§ **What you need to do**: Write each entry out again exactly as it was given.
(Stored data)
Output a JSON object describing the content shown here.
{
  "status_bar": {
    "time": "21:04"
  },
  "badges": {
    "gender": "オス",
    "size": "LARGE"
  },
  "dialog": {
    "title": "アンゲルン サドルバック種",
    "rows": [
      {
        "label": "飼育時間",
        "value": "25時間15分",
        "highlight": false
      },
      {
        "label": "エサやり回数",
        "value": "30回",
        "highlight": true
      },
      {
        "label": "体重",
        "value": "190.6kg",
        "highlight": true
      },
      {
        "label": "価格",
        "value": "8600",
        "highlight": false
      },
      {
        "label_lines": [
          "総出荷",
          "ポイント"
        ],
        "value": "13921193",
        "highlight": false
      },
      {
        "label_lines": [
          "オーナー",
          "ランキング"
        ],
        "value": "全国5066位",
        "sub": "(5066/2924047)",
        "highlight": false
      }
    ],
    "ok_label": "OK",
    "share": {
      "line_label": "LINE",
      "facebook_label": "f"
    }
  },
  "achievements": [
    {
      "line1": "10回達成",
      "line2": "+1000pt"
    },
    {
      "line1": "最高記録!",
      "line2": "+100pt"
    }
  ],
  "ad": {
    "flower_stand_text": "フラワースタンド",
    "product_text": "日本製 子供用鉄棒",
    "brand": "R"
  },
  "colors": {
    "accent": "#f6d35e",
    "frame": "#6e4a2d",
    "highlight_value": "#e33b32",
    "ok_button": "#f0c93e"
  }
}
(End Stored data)
§ **Response below**:
Output a JSON object describing the content shown here.
{
  "status_bar": {
    "time": "21:04"
  },
  "badges": {
    "gender": "オス",
    "size": "LARGE"
  },
  "dialog": {
    "title": "アンゲルン サドルバック種",
    "rows": [
      {
        "label": "飼育時間",
        "value": "25時間15分",
        "highlight": false
      },
      {
        "label": "エサやり回数",
        "value": "30回",
        "highlight": true
      },
      {
        "label": "体重",
        "value": "190.6kg",
        "highlight": true
      },
      {
        "label": "価格",
        "value": "8600",
        "highlight": false
      },
      {
        "label_lines": [
          "総出荷",
          "ポイント"
        ],
        "value": "13921193",
        "highlight": false
      },
      {
        "label_lines": [
          "オーナー",
          "ランキング"
        ],
        "value": "全国5066位",
        "sub": "(5066/2924047)",
        "highlight": false
      }
    ],
    "ok_label": "OK",
    "share": {
      "line_label": "LINE",
      "facebook_label": "f"
    }
  },
  "achievements": [
    {
      "line1": "10回達成",
      "line2": "+1000pt"
    },
    {
      "line1": "最高記録!",
      "line2": "+100pt"
    }
  ],
  "ad": {
    "flower_stand_text": "フラワースタンド",
    "product_text": "日本製 子供用鉄棒",
    "brand": "R"
  },
  "colors": {
    "accent": "#f6d35e",
    "frame": "#6e4a2d",
    "highlight_value": "#e33b32",
    "ok_button": "#f0c93e"
  }
}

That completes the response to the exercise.